All these factors have created a strong and steady foundation for Charlotte to flourish on. And because of this, whatever will come Charlotte’s way, she already shows the ‘keep calm and Cambridge on’ mentality we have come to expect from her parents. She seems unfazed by almost anything, and whether that is intuition or the innocent sentiments of a child, it will stand her in good stead for the future.
The growing interest in Princess Charlotte is inevitable. Who she dates, what she wears, where she parties with friends, what charities she’ll support, all of this will fill the column inches of newspapers and magazines for years come. The media will make a fortune off the public’s fascination with her. But, much like her mother, Charlotte won’t break under the microscope.
What the future will look like for little ‘Lottie’ is anyone’s guess, and if recent times have proved one notion, it is that the life of a royal is far from predictable. But with Charlotte, it is hard to see the difficult path that her Uncle Harry has forged also be her own fate. The attention, whether negative or positive, won’t dictate how she will live her life. This five-year-old has a mind of her own, an upbringing that shoots from a stable family life, and the freedom to develop her own personality away from the constant lens of the paparazzi.
William and Kate are slowly but surely introducing all their children onto the world stage at the appropriate age. This has allowed Charlotte to experience a childhood which is like most. Yes, there is wealth and the royal trappings of privilege, but also the liberty to explore, imagine, act silly – and express the occasional tantrum – away from the glare of the watching world. These priceless giving’s may not seem like much now, but as Charlotte matures into her global role as a daughter of a King and Queen, this Princess will have naturally learned the skills to understand that the fame she will endure isn’t as important as the family and friends around her.
With the Prince of Wales testing positive for Coronavirus and the Queen in self-isolation, it now falls to the Duke of Cambridge to lead the way.

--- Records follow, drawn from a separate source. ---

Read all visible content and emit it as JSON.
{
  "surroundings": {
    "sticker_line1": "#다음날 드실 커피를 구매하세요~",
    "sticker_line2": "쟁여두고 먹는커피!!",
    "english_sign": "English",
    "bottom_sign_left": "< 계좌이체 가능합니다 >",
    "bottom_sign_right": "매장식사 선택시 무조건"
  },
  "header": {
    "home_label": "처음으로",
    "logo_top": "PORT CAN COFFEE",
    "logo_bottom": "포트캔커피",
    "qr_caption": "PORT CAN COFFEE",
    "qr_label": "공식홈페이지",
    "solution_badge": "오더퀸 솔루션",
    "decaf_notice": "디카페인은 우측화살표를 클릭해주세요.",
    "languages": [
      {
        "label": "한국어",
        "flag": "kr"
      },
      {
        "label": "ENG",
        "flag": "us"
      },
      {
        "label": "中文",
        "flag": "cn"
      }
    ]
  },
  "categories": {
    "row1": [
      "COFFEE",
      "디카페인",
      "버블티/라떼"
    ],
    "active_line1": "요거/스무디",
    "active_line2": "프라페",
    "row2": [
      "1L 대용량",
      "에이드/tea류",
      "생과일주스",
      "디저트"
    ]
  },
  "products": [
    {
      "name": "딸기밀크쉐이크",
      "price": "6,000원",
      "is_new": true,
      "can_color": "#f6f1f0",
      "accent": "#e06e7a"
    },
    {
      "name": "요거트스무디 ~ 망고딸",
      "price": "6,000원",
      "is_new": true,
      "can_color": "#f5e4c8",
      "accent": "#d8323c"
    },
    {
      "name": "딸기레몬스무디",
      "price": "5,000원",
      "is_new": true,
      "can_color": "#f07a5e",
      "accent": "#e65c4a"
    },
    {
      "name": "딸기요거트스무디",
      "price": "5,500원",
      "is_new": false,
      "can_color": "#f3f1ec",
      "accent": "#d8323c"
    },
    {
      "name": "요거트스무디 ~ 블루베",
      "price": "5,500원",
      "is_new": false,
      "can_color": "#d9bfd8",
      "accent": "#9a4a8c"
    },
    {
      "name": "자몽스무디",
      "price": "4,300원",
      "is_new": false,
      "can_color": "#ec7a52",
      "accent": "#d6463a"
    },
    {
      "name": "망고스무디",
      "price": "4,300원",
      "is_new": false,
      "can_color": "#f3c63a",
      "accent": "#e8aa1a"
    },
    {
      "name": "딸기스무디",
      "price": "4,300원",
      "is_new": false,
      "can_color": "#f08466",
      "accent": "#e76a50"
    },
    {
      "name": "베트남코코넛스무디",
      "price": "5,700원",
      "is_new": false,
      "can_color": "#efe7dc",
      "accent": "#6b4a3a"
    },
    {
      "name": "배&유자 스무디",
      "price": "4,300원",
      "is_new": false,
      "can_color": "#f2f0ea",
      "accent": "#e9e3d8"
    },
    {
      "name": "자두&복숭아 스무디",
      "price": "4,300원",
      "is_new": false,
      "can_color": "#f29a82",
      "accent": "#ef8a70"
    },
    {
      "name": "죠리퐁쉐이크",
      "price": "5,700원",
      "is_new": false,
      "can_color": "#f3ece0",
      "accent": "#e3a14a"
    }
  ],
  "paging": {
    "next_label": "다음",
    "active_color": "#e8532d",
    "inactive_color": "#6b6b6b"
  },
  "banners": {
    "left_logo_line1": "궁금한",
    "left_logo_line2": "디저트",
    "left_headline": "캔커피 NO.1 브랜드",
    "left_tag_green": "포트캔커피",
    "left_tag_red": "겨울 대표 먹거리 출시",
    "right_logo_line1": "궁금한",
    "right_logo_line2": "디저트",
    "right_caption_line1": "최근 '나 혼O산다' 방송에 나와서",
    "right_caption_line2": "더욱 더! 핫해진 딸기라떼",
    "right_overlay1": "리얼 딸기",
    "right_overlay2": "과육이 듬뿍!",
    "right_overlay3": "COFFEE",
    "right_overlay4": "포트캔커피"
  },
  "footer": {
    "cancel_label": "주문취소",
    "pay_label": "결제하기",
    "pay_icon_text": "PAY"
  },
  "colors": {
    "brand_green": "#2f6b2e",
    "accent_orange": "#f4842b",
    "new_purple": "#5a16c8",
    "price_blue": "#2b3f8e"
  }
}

MARCH 27th, 2019
After perhaps the worst Royal interview in history, is it time to send Prince Andrew packing?
NOVEMBER 17th, 2019